Naturally, being a strong believer myself, and knowing clearly that mine is the only true religion I naturally feel offended by such shameless proselytizing. On the other hand, should I find myself on the wrong side of that barrel-mounted sight, would I care about the religious branding of the gun that fired the bullet? For all I know the dude who handles that gun may very well be sporting a tasteful crucifix around his neck, for protection (against the evil eye), not unlike this one:
1. His religious belief is more important to him than his business; or
2. Spreading the word is his business, and the gun thing is just a means to an end; or

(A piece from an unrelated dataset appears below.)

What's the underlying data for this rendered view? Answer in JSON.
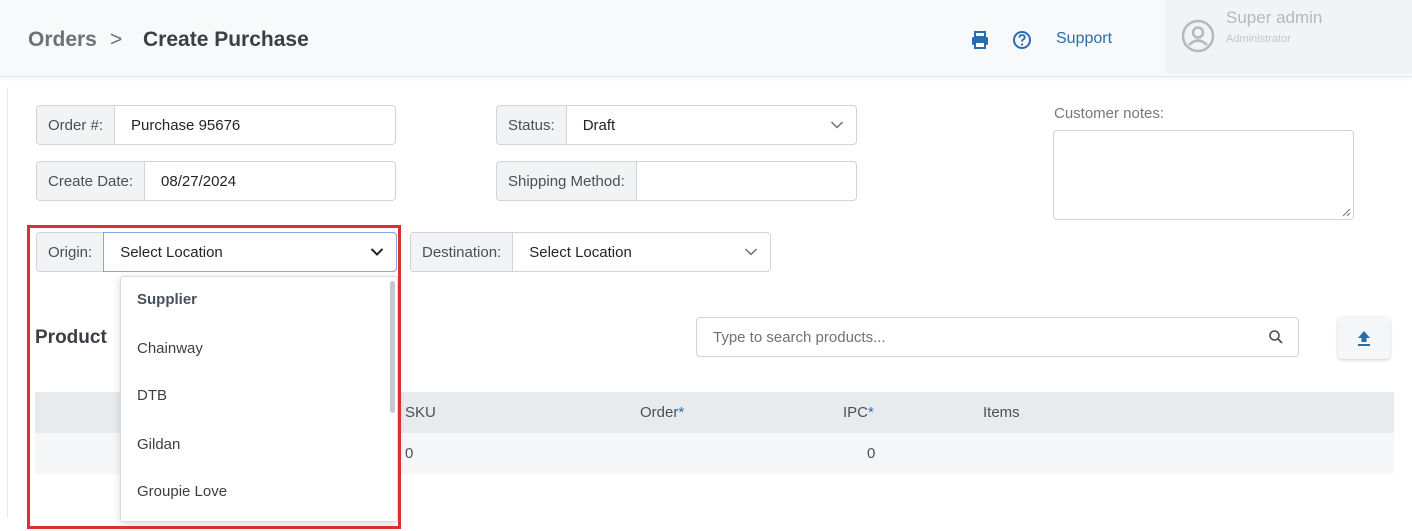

3. The sights are a special issue, designed to be used in tactical interventions against vampires and werewolves, vulnerable, as we all know, to silver and stuff out of the good book.
The first theory is highly unlikely and the third one, while very likely, must be discarded as the weapons were not shipped to Transylvania but to Afghanistan. Which makes me think that the second theory must be the real one and since that is the case, the whole story actually reminds me of some of HRIs favourite donors.
HRI connoisseurs may be forgiven for thinking I refer to the legitimate use of the good book as a source of evidence in some of HRIs most acclaimed interventions. In fact I am talking about the very strong terms in which HRIs most strategic donor demands that all activities funded by them be branded to the point where the impact of said activities is irrelevant whereas messing with the branding is a deal breaker. That is one of the reasons why this particular donor is so dear to us. As development veterans HRI understands these things and there is no